Introduction to Solids

The Grandparent Way

We all have parents or grandparents who say, “I gave you a pork chop when you were four months old and you turned out just fine.” For years doctors rejected the early introduction of certain foods and advocated a more conservative, stepwise approach. The idea behind this was to offer more allergenic foods (like fish, eggs, and peanut butter) later in life in order to avoid allergic reactions. Well it turns out that the “grandparent way” of introducing foods is the right way- not offering a pork chop at four months of age due to the choking risk, but a more liberal approach toward the introduction of new foods.

Recent studies show that the introduction of solid foods after 6 months of age, even foods considered highly allergic, have no bearing on future allergies. In fact, one of the reasons we are seeing more children with food allergies may be due to the fact that we did not sensitize them to a variety of foods early on. Doctors tell patients to introduce dogs and dirty surfaces to infants to decrease their risk of allergy and illness later in life, but thus far this philosophy hasn’t extended to peanut butter and allergenic foods. However, studies over the past several years have challenged this recommendation. One study, comparing the rate of peanut allergies among children in the United Kingdom and Israel, showed that children in Israel had almost tenfold fewer peanut allergies despite the fact that they were introduced to peanuts earlier and ate them more frequently and in larger quantities. A similar study in the United Kingdom concluded that children who were introduced to peanuts earlier in life (around 13 months of age) had a lower incidence of peanut allergy than those who waited until three years of age.

So, it appears we had it backwards. Unfortunately, parents still hear the same strict guidelines on how to introduce solid foods.

Try not to follow the “old rules” and instead follow what I like to call “the grandparent way”. Introducing a variety of foods early on sensitizes your child and may actually decrease their risk of allergies to these foods later on as well as create a better and more adventurous eater (if you don’t give a food until your child is three they probably won’t like that food as much as one they have been trying all along.) This includes foods considered highly allergic such as fish, eggs, and peanut products. So, for the sake of an example (though probably not very appetizing)if you want to put in a blender whole eggs, fish, meat, cheese, yogurt, citrus, and peanut butter and give it to your child, be my guest. You can even try different consistencies of food. Many babies do best with a pureed consistency but it is OK to try foods that your baby can hold and feed themselves, a process called baby led weaning. Of course, you want to be careful of the consistency to avoid choking, for example a piece of banana or cooked carrot are good options. And try to relinquish a little control and allow your child to explore and make a mess- something me and my wife had trouble doing.
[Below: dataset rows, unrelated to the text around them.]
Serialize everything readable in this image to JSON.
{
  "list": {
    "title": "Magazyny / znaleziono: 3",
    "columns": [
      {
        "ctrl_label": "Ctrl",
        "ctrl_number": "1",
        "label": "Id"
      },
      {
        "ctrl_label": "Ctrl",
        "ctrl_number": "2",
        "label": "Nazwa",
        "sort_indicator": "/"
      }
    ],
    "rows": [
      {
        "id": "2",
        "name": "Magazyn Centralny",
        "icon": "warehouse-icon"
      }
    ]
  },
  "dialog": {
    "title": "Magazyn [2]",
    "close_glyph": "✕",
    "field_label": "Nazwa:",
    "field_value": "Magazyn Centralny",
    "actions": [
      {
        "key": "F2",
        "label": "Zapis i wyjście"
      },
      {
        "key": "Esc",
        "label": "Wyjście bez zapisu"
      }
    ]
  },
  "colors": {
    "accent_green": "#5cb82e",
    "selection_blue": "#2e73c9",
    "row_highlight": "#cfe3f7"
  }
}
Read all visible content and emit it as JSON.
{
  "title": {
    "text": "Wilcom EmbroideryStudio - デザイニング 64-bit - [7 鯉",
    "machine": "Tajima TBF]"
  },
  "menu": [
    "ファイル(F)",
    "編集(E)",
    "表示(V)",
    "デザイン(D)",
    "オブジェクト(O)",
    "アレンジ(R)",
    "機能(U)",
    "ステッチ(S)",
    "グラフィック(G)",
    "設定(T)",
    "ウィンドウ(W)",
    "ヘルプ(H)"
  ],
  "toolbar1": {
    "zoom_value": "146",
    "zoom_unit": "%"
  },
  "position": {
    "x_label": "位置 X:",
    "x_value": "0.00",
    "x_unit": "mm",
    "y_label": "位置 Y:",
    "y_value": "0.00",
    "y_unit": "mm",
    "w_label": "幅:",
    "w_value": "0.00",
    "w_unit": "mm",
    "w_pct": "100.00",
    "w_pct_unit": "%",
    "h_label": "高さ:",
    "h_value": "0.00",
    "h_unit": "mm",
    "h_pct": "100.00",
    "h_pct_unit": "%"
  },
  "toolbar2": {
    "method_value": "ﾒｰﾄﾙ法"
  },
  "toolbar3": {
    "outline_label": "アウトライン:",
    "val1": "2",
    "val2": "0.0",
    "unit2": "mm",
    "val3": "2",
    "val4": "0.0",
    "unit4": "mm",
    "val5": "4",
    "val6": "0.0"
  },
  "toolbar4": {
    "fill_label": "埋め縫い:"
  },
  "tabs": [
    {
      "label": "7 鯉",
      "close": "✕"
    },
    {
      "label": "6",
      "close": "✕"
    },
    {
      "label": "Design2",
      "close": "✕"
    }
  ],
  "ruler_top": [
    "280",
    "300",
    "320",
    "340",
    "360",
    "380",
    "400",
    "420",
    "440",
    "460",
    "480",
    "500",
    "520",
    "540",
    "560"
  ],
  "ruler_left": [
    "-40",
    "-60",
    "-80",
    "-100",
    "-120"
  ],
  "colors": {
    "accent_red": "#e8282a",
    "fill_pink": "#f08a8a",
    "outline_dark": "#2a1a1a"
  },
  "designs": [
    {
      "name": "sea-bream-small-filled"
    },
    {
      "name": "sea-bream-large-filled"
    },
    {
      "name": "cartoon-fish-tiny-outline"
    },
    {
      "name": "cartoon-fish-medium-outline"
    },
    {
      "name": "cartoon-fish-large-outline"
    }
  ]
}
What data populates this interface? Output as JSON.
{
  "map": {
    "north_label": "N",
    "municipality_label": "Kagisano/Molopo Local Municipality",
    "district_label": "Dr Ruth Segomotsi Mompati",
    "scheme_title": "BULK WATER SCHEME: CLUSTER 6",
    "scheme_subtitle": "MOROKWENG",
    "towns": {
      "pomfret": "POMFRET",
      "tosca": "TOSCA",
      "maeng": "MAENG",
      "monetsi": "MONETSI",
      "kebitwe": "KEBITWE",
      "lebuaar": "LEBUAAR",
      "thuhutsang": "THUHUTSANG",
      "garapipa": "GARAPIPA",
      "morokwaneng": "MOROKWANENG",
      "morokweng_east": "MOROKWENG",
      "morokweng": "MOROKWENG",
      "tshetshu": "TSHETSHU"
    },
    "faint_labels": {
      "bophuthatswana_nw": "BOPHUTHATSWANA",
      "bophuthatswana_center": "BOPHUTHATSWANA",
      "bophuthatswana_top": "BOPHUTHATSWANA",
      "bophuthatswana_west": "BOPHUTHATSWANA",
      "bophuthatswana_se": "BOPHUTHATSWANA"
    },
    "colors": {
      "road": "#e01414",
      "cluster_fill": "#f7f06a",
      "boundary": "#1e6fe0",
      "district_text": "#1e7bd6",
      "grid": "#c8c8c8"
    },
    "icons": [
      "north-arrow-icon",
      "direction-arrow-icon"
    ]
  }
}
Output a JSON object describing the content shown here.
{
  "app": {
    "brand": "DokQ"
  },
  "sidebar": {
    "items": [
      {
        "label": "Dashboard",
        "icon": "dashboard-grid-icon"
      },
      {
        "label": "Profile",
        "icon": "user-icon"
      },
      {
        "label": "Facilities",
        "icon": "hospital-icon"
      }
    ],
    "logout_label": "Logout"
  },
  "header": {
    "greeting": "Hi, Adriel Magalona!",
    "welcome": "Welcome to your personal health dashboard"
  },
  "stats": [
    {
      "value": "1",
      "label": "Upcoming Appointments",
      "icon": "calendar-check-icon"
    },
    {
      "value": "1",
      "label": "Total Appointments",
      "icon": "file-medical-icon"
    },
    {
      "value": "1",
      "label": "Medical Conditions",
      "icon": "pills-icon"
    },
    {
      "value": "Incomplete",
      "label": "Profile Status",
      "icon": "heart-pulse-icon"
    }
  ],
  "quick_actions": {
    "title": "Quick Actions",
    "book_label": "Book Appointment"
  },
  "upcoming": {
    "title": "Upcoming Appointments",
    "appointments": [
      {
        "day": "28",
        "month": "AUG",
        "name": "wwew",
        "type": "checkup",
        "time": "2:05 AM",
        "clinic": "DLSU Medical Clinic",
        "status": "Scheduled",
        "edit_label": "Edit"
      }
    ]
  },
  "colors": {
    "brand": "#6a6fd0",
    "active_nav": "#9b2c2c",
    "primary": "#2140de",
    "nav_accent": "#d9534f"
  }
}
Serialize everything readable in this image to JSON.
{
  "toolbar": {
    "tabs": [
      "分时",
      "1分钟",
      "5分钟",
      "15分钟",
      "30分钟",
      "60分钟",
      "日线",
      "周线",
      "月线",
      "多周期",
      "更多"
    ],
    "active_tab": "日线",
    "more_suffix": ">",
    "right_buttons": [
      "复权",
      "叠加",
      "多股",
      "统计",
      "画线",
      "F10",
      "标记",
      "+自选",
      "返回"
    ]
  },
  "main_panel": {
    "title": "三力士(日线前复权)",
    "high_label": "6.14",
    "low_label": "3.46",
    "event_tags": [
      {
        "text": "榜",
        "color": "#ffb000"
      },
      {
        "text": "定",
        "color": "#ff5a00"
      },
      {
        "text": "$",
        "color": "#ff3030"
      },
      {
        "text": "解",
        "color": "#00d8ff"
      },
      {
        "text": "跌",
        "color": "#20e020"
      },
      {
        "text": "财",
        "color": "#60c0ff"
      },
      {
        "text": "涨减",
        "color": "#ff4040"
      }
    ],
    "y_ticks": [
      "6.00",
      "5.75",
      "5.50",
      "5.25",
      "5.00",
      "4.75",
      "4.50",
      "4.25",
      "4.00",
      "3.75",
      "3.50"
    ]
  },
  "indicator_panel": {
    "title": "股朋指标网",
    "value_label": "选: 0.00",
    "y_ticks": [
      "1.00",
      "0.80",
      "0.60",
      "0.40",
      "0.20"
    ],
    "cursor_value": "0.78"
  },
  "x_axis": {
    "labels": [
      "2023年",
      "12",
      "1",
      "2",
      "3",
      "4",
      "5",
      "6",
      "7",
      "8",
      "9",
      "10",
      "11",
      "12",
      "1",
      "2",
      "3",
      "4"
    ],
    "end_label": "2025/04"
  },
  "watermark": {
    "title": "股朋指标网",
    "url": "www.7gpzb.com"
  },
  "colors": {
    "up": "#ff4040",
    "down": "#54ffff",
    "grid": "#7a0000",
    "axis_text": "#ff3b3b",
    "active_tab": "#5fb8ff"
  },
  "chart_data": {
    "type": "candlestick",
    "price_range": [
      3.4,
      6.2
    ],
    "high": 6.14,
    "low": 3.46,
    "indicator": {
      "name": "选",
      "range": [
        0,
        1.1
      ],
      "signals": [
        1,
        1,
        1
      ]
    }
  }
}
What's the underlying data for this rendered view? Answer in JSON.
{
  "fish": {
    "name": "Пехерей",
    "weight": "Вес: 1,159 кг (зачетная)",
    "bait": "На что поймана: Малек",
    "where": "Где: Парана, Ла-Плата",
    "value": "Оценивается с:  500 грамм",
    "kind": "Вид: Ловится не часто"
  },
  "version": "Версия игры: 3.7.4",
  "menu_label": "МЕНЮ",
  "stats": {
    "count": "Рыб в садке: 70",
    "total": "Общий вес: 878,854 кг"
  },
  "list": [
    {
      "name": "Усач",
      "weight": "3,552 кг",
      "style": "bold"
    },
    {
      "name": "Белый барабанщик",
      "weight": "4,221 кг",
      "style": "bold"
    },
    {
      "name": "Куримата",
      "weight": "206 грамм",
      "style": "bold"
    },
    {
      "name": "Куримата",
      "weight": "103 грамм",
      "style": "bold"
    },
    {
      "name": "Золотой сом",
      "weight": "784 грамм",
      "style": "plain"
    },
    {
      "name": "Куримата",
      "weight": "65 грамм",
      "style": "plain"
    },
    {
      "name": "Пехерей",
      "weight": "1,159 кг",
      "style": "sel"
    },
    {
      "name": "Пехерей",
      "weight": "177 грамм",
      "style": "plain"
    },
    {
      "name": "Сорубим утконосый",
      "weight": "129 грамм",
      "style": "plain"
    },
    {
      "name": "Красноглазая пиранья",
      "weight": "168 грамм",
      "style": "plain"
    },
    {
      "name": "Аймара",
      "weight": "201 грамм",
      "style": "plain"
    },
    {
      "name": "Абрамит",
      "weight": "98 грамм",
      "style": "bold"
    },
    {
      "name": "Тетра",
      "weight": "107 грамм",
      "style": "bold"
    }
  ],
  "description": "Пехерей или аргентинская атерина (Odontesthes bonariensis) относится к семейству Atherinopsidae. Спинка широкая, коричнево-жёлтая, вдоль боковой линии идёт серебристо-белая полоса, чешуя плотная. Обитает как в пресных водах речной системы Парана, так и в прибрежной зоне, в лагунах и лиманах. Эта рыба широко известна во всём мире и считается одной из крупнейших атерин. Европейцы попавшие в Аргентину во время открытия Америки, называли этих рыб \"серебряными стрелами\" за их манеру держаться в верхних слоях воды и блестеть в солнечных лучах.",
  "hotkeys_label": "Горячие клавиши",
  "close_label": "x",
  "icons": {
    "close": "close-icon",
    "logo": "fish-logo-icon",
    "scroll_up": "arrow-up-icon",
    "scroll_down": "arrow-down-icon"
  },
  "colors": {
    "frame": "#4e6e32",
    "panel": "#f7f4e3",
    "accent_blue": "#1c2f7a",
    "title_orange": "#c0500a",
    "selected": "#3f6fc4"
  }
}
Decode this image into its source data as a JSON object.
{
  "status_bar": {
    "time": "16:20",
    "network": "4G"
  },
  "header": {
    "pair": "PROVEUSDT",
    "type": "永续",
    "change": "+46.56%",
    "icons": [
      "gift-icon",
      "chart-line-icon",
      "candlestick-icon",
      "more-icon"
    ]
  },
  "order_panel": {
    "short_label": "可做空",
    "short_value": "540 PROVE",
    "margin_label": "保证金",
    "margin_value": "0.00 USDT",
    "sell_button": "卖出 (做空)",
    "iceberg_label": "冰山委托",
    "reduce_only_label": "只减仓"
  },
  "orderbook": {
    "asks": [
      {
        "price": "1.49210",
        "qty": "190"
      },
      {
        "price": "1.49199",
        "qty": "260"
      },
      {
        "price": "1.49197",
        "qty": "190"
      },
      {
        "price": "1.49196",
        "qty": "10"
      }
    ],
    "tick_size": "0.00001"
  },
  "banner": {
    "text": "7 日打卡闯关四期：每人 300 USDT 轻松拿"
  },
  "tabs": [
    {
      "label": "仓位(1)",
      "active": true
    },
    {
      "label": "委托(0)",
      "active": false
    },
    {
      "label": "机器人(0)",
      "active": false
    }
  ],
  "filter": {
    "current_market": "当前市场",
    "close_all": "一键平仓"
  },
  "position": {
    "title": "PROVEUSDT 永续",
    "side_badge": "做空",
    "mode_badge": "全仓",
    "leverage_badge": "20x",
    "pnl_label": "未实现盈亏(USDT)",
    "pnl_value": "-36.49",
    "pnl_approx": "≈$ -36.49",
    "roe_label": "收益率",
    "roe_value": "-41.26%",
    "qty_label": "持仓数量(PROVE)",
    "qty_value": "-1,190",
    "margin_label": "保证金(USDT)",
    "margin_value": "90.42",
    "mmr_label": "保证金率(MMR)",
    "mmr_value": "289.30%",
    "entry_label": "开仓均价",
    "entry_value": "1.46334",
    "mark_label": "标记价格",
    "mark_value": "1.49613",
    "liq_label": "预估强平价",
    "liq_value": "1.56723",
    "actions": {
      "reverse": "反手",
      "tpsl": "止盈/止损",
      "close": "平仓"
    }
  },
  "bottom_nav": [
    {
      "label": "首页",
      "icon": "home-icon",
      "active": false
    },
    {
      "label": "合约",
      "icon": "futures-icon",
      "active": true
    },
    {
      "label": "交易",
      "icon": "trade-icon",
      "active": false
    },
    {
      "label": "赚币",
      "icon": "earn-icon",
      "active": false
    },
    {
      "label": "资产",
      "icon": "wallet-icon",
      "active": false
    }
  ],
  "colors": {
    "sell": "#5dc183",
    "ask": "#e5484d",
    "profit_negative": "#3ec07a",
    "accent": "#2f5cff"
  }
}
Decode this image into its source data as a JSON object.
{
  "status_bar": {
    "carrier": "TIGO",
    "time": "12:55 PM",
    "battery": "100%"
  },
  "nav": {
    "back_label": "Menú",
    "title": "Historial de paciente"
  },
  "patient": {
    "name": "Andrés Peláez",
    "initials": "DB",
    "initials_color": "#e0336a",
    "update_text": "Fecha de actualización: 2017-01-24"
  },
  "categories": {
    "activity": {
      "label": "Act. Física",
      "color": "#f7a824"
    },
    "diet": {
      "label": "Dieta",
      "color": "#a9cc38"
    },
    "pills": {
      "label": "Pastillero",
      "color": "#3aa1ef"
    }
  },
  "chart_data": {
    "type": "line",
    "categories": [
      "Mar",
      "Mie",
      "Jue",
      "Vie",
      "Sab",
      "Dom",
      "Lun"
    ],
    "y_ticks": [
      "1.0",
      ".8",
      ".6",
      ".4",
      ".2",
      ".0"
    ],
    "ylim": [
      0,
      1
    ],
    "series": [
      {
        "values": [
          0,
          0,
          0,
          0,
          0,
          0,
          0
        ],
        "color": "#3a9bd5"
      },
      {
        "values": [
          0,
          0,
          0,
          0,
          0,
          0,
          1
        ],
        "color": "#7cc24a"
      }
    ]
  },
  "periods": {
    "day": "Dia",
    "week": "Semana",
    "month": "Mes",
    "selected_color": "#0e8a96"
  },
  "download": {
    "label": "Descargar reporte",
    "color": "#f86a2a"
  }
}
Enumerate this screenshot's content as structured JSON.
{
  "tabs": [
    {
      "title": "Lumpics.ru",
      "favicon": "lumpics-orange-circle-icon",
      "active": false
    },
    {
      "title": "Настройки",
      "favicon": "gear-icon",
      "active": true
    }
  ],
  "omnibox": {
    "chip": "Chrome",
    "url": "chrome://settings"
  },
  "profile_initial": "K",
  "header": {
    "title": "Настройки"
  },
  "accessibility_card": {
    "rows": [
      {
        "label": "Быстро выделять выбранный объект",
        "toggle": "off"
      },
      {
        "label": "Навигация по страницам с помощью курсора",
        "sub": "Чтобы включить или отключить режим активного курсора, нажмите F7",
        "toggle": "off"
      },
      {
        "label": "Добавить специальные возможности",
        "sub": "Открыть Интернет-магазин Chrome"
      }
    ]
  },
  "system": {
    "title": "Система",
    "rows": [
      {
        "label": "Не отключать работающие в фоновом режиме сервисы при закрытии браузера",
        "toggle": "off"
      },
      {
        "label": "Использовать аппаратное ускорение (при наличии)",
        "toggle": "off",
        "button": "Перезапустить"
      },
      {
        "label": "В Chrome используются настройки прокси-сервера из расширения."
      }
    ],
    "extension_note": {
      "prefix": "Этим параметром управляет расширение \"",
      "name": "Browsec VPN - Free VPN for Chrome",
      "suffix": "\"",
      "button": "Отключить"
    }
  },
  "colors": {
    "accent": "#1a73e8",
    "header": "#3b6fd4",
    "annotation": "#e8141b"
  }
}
Daddy vs. Doctor—Pickles and Potato Chips

We started our daughter on solid food when she was six months old. Aubrey showed all the signs of being ready to go for the solid stuff. She was sitting without support, grabbing at our plates when we ate, and she always seemed to want to put everything in her mouth. Still, she wasn’t at all interested for the first couple of weeks when we tried introducing solids. She would just turn her head and make a face. (Mission not accomplished.) Then there was the matter of the mess. My wife and I are both Type A personalities (one of us more than the other, but I won’t say who), so she would feed Aubrey holding a spoon in one hand and a washcloth in the other, more focused on keeping things neat than enticing Aubrey to eat. When we started Aubrey on finger foods, I called my wife “The Electron Microscope” because the pieces she offered were so small you could barely see them. It definitely took some time for us to let go and allow our daughter to do what babies do so well: make a mess.

When we started to introduce finger foods at eight months, we were confronted with the same initial response: Aubrey wasn’t interested. We would place a couple of Cheerios on her tray and she’d play with them until they were either scattered across the kitchen floor or stuck to her sweaty palms. She would grab at my food when I was eating, but when I tried to stick a piece in her mouth that was not pureed, she’d turn her head and make a face like I was torturing her. My wife and I would joke that our daughter was happy to put anything in her mouth except food. Then one day my wife was holding Aubrey and eating a sandwich. Aubrey reached over to her mom’s plate, grabbed a pickle in one hand and a potato chip in the other, and went for it. She licked the pickle and then the potato chip, looked at my wife, and gave that expression that children give when they think they’re getting away with something illegal. Then it was back to the pickle and the potato chip. She went back and forth sucking on the two foods voraciously, as if we hadn’t fed her in days. (Mission accomplished, but so much for the low-salt rule.)

After that, Aubrey was off to the races, picking up whatever food we put in front of her and refusing anything we tried to put in her mouth. Like most developmental milestones, it was nice to witness her progress, but I reminisce about the days when we had more control. For more information on the introduction of solid foods and much, much more see my book Eat Sleep Poop - A Common Sense Guide to your Baby's First Year

DR SCOTT COHEN IS A PEDIATRICIAN IN BEVERLY HILLS, CALIFORNIA, AUTHOR OF, "EAT, SLEEP, POOP" AND A MEMBER OF THE KIDS DOC FOUNDING TEAM